I am pleased to announce that I have submitted my interim report for my Independent Investigation into NSW Water Management and Compliance to the Secretary of the NSW Department of Industry.

The Investigation was commissioned following the broadcast on 24 July of an ABC Four Corners program "Pumped: who is benefiting from the billions spent on the Murray-Darling?” The program prompted significant public concern about the effectiveness of current NSW compliance and enforcement arrangements for water. In the light of my initial investigations, I share these concerns.

There are now no less than five separate inquiries or reviews that have been proposed, launched, or widened to address issues raised in the ABC Four Corners program.

I have focused my interim report on whether the Department's policies, procedures and actions were appropriate and have recommended whether further actions should be undertaken. Further testing of the specific allegations about non-compliant or illegal irrigation activities will be carried forward in other investigation processes.

My principal finding is that water-related compliance and enforcement arrangements in NSW have been ineffectual and require significant and urgent improvement.

A ‘systemic fix’ is required to address what are legacy issues. The major output of my report is therefore a set of recommended reforms I have called the Water Management Compliance Improvement Package.
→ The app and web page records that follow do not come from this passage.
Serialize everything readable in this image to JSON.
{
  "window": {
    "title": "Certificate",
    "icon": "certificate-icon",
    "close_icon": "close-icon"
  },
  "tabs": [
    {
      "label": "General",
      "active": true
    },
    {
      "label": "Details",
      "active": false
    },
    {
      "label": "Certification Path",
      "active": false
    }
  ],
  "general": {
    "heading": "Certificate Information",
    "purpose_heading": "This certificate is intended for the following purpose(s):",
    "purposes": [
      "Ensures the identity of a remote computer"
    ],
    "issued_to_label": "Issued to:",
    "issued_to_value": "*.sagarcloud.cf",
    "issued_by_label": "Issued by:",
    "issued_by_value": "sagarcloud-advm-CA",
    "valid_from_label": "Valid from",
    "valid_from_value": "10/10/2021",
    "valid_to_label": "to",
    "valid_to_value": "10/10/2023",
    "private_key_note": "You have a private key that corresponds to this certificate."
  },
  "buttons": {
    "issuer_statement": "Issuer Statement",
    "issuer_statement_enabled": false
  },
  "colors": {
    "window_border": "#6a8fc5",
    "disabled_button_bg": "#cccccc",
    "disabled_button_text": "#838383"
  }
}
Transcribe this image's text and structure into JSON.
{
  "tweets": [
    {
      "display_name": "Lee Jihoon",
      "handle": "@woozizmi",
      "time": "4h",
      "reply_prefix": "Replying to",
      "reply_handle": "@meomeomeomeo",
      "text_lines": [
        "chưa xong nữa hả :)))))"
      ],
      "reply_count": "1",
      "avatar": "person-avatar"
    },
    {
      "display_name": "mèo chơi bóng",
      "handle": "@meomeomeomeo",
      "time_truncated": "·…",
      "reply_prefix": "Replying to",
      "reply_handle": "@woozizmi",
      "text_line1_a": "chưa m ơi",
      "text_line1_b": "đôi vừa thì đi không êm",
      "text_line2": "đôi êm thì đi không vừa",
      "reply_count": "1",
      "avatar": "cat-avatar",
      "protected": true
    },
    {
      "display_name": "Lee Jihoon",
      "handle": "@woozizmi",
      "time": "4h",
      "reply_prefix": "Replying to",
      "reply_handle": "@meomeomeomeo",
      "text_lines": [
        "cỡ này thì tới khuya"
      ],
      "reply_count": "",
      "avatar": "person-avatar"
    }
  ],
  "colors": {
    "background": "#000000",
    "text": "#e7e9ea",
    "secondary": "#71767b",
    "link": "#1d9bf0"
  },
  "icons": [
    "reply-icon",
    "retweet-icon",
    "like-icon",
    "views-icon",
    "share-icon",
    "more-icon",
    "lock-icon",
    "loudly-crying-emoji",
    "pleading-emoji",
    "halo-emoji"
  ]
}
The key to these reforms is that any future system needs to be:

  • more transparent;
  • more independent; and
  • considerably more effective than the current system.

Part of this package includes proposals for how the Murray Darling Basin Authority could contribute. These proposals are subject to independent consideration by other basin states and the Authority itself. However, if they were to be picked up, many of the reforms now proposed for NSW would be carried also into other states—with benefits to the basin as a whole.

Despite the frequent discord about many water management issues, there is one thing that all parties agree on—non-compliant or illegal extraction of water should not be tolerated and should be dealt with firmly.

Some of these reforms may not be welcomed by the current beneficiaries of an inadequate system. However, to rebuild public confidence will require more than incremental change – no change is not an option.

Download the media release